COLUMBUS, Kan. — Jean Pritchett might as well moonlight as a meteorologist in her spare time.
Over the past 30 years, the director of the Columbus, Kansas, Chamber of Commerce has looked to the skies during the second week of each October, studying long-term weather forecasts and worrying over mid- to high-altitude wind speed readings.
With a little bit of rain, threat of lightning, soupy ground fog or winds exceeding 10 mph, hot air balloons simply won’t take to the skies. And without colorful balloons floating above Southeast Kansas, the annual Columbus Day Festival just won’t be quite be the same.
“I always worry about the weather,” Pritchett said Wednesday morning with a chuckle. Even as she spoke, she was scrutinizing weekend weather forecasts online. “For balloons, weather is a real big factor. They are very unique, but they can also be tricky.”
Eleven hot-air balloons — with names such as “Upon A Star,” “Humbly Lifted” and “Prairie Sunset” — will take center stage at the city’s Industrial Park, Highway 68 and Merle Evans Drive, during the three-day celebration, which begins today.
The Hot Air Balloon Regatta times include:
• The popular “balloon glow,” set for 6:45 p.m. tonight.
• Balloon lift-off and “Hare and Hound” race between 7 and 7:30 a.m. Saturday.
• Balloon lift-off and race at 5:30 p.m. Saturday.
• Balloon lift-off and race between 7 and 7:30 a.m. Sunday.
A pilot’s briefing will be held 15 to 20 minutes before each scheduled event, “so we know what the weather is like at that moment.” A “should or shouldn’t” decision follows, though lift-offs can be delayed for short periods until bad weather passes through.
“Sometimes things can look really good on the ground, but just a few feet in the air, winds can be going in every direction,” she said.
Each balloon holds 40 gallons of propane in two tanks and can weigh as much as 800 pounds. “We don’t want to be the one (festival) splashed across national news for having an accident. We are very safety minded.”
Weather delayed the very first Regatta 30 years ago when it was brand new and drew seven balloons to the event. It was Pritchett’s idea to link the event with
“I thought, ‘We tried it, it didn’t work,’” Pritchett said of the time. “We won’t be working again.’ But then I thought, ‘No, we’ve got to try it again.’ And it’s just grown from there.”

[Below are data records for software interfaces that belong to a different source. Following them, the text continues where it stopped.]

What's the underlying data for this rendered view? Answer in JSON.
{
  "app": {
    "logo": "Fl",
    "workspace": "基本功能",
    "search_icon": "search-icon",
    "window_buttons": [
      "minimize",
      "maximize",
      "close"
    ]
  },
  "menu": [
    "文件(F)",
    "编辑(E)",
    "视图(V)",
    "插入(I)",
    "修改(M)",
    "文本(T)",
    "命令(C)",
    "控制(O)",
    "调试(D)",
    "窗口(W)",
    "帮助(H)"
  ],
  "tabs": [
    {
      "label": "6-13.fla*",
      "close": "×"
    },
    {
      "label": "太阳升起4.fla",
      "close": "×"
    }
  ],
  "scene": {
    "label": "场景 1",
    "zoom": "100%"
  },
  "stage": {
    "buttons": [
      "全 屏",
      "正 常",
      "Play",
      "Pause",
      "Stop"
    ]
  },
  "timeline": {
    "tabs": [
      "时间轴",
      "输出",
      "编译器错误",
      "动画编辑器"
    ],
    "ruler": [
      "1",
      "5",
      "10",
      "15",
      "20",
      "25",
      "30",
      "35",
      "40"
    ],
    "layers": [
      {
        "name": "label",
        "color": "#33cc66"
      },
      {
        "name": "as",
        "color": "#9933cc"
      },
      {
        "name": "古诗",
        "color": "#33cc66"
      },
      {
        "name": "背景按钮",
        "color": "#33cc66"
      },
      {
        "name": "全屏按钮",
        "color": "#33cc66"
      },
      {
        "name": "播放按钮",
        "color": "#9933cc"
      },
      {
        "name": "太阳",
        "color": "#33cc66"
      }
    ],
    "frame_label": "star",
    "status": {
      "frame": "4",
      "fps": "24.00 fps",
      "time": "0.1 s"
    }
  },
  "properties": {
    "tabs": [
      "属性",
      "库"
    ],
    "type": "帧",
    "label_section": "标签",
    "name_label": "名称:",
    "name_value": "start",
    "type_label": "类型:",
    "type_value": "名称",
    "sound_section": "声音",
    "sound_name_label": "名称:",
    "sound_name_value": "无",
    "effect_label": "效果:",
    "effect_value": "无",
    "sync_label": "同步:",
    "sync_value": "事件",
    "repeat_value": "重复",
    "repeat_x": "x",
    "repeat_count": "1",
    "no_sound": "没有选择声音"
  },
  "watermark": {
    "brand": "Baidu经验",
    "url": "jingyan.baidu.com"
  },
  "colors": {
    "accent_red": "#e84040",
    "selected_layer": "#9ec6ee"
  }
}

The Columbus Day Festival is still the only celebration in the Four-State Area that holds an annual hot air balloon event, Pritchett said.
“You can walk out your front door and see a hot air balloon in the sky,” she said. “That makes (Columbus) very unique.”